Trials in the Age of COVID/SARS-2
As most New Jersey trial lawyers would know, ^ is a picture of the Hudson County Courthouse, which was built over a century ago. (click here for a detailed history of the building by jerseydigs). It is one of the most impressive and beautiful courthouses in the entire State. It was renamed the William J. Brennan, Jr. Courthouse in 1988 (the year I graduated high school). Brennan, was, of course, an Associate Justice of the United States Supreme Court after serving on our State Supreme Court. I will always remember the inscription above the front door: “Precedent Makes Law; If You Stand Well, Stand Still.” It is very hard for a lawyer to stand still, especially in a courtroom.
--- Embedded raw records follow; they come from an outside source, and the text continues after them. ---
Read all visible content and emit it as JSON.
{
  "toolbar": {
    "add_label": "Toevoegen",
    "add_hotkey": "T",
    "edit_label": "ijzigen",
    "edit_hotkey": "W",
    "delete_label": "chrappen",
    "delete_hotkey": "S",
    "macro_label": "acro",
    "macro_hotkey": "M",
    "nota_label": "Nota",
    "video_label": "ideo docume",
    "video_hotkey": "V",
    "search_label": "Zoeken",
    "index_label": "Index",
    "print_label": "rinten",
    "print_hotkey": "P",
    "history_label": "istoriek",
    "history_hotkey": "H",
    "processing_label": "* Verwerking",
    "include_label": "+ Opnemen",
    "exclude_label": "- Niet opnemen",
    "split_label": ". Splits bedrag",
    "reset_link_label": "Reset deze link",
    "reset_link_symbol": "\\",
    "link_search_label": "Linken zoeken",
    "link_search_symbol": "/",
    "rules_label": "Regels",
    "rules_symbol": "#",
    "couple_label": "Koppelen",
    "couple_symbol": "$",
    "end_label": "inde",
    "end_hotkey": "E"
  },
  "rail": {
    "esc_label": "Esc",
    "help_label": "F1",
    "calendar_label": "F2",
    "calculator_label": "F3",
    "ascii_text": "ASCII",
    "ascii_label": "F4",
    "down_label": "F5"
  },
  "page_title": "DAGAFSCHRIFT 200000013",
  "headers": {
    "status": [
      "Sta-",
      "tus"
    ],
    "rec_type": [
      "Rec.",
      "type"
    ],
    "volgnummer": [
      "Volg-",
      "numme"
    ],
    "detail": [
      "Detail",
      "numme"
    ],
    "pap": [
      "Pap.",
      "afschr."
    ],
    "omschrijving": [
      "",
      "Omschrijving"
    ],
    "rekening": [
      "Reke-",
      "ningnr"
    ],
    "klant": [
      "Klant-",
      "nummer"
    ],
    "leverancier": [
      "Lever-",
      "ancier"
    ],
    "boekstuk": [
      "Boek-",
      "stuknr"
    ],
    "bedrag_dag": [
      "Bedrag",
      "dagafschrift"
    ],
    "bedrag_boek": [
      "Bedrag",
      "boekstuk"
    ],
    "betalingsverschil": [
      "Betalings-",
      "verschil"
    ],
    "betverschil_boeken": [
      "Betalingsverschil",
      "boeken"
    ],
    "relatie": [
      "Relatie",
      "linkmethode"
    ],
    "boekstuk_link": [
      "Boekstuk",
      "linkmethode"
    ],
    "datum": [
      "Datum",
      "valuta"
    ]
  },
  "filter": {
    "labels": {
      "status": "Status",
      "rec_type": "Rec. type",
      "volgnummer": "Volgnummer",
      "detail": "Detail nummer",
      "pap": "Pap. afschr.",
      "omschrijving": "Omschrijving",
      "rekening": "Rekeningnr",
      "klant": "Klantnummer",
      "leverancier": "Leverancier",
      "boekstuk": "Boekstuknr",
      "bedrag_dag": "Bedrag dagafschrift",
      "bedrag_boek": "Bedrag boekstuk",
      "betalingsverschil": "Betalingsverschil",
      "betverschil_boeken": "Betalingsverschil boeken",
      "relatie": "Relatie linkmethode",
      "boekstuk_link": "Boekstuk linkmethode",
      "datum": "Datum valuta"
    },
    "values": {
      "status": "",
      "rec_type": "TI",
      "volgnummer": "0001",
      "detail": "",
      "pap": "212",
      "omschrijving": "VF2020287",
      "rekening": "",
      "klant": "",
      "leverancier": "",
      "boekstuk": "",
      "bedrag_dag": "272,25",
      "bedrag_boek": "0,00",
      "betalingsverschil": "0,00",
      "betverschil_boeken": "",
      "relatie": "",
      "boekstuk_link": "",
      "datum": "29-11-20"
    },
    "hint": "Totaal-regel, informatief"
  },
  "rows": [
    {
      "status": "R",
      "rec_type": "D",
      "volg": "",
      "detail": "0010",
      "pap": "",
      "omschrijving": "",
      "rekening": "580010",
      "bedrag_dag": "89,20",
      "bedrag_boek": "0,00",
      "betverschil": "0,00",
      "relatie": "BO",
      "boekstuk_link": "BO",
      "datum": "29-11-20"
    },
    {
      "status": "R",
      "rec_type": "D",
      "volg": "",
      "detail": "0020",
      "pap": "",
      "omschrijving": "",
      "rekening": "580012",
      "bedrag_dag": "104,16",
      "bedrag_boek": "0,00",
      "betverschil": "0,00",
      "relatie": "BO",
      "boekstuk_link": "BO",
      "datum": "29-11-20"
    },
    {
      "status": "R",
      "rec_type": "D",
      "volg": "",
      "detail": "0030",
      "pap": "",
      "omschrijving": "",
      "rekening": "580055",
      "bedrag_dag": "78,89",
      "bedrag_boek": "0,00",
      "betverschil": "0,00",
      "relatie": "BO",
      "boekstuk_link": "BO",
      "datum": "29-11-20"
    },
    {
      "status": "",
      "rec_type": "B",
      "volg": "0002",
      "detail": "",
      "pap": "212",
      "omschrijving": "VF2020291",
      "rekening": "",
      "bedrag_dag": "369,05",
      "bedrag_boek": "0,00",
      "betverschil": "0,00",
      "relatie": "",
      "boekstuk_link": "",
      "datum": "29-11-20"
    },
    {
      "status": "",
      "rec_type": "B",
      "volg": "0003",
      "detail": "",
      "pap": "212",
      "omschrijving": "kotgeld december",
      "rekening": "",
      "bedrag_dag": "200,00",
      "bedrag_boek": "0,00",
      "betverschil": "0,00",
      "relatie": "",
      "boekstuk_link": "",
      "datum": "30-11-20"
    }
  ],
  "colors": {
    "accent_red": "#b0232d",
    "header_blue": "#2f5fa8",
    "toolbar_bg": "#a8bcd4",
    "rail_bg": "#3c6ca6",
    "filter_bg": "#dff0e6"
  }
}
I have always liked going to the Brennan Courthouse. Perhaps because my father – who is also a lawyer – clerked there at the beginning of his law career in 1964/65. I digress.
The purpose of my post is to comment on the proposal to proceed with virtual trials. Or, maybe it’s to complain about the plan to proceed with virtual jury trials. Last month, a Notice to the Bar was posted for comment on the judiciary website – here. I am a trustee of the Morris County Bar Association, and the leaders of our Civil Practice Committee circulated and submitted detailed comments in response to the Notice to the Bar. I applauded their work.
Returning to the Hudson County Courthouse. I appeared before the Presiding Chancery Judge there in late February of 2020. Little did I know that would be my last in-person Court appearance for a very long time. The Judge came onto the bench – and greeted counsel with a hand-shake and then proceeded to hear oral argument. A familiar custom and practice for the last century in those hallowed halls. I prevailed that day in court – probably not so much because of my Darrow-esque oral argument – but a win’s a win.
Two weeks later, the Brennan Courthouse was closed. And nine months later, the judiciary is talking about VIRTUAL jury trials!
In September (2020), seven months later, I returned to the Brennan Courthouse for a bench trial (R. 401 hearing) with live witness testimony. It was great to be back in the Courthouse again albeit while wearing a mask and not standing close to my client or opposing counsel. Here’s the true point of my story. When a witness is required to appear in Court; Step-up into the witness stand; Get sworn-in sitting next to a judge in a black-robe (even if six feet askance), and be confronted with cross-examination by counsel – SOMETHING happens to that person and candor usually prevails. I liken the courthouse witness box to a truth-telling machine.
My experience tells me that witnesses are only affected when all elements are in place. It’s not the same when a witness is sworn-in and presents testimony at a deposition, or at a mediation (called a Commissioners’ Hearing in my field), or before a governmental body (i.e. planning board).
At least historically, Courthouses were designed to impress and intimidate. (I remember being in awe in the United States Supreme Court chamber). How can one not be impressed(or intimidated)?
That “truth-telling” phenomenon is only amplified when there is a jury staring at the witness.
I can’t prove the distinction between in-person in-Court proceedings versus out of Court or virtual proceedings. But, I cannot in good conscience consent to a lesser “virtual” proceeding when I am duty-bound to zealously represent my clients’ interests. I certainly appreciate that my clients’ rights and interests are not best served by no trials proceeding. I am hopeful that in-person bench trials will proceed swiftly now that vaccines are being doled out with all deliberate speed, and am optimistic that we will be able to represent our clients’ interests before a jury of their peers in a Courthouse.
In sum, I miss being in the courthouse advocating for my clients before a Judge and opposing counsel.